WHAT NEEDS TO BE DONE: Check every line of the data and copy the ones where "Update" appears.

DATA EXTRACT:
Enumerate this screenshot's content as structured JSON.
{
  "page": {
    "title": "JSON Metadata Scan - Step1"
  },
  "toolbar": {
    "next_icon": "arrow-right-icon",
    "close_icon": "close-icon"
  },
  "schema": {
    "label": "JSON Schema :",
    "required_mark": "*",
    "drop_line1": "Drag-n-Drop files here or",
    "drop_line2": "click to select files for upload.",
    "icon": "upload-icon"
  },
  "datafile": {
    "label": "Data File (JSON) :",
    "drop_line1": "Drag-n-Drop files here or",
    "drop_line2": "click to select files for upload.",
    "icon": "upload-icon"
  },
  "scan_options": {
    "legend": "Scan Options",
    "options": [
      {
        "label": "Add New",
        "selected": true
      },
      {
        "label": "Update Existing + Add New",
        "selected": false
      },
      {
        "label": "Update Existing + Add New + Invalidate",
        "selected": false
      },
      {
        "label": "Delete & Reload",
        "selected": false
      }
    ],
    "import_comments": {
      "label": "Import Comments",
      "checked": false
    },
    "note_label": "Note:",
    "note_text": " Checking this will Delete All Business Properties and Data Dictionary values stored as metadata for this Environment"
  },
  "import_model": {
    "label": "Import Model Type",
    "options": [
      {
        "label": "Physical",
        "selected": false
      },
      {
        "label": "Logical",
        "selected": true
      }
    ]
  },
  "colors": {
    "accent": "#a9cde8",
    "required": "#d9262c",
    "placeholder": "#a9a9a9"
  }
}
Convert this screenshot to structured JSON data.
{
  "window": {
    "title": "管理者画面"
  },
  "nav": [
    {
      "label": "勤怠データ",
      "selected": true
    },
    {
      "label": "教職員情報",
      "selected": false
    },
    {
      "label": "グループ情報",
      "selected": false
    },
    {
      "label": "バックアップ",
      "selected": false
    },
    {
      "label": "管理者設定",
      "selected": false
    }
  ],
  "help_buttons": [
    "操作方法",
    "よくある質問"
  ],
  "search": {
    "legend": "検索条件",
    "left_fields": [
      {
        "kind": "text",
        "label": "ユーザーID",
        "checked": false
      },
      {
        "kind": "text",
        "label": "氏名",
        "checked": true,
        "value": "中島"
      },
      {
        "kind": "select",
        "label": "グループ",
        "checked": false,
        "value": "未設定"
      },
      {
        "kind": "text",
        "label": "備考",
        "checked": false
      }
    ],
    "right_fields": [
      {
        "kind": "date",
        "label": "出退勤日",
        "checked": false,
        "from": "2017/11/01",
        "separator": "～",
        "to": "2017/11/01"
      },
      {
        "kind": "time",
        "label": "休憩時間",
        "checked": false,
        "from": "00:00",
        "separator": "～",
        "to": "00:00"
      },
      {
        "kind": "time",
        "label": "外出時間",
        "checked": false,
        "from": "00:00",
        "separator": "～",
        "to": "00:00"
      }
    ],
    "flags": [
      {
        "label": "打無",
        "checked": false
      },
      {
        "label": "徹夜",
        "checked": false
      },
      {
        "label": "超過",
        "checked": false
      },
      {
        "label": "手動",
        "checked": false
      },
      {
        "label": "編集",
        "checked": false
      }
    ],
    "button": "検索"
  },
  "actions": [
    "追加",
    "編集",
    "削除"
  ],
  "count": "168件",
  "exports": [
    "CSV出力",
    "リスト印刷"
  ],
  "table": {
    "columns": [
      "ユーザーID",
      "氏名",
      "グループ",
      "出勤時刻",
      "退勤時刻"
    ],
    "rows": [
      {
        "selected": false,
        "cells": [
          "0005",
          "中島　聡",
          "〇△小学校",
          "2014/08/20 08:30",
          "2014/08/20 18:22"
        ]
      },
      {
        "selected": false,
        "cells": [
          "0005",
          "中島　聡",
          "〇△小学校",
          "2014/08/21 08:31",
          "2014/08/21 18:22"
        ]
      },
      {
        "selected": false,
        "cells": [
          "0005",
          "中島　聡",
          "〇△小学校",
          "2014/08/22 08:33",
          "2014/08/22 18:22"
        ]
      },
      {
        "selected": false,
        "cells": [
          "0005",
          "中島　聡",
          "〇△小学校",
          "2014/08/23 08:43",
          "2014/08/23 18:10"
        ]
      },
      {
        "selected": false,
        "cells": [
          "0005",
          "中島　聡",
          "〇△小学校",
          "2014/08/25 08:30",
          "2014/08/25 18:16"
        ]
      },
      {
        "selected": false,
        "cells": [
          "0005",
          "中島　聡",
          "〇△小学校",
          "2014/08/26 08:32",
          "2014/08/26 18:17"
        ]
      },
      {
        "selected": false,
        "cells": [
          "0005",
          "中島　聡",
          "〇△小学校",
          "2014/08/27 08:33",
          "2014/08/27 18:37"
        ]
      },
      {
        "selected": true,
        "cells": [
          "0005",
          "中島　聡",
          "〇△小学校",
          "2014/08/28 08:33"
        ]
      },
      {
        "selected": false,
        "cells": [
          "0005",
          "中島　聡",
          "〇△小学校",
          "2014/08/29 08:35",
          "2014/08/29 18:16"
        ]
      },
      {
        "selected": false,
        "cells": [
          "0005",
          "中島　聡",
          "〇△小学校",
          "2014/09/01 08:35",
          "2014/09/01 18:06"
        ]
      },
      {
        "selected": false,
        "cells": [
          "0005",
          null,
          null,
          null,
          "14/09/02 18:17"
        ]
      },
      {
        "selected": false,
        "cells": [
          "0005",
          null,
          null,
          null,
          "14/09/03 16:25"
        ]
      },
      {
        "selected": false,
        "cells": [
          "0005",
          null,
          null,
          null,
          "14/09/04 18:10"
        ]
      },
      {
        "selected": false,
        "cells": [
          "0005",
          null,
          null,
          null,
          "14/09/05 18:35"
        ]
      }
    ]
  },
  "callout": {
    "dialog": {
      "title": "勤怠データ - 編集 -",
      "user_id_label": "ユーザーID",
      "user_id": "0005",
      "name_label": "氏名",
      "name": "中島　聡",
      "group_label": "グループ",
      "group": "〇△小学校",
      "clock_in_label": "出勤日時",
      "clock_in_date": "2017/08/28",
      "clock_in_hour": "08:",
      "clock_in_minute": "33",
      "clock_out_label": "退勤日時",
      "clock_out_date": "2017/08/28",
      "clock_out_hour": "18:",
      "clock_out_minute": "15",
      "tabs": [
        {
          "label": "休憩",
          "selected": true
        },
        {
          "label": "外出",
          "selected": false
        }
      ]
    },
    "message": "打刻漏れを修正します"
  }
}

ANSWER AREA:
        "label": "Update Existing + Add New",
        "label": "Update Existing + Add New + Invalidate",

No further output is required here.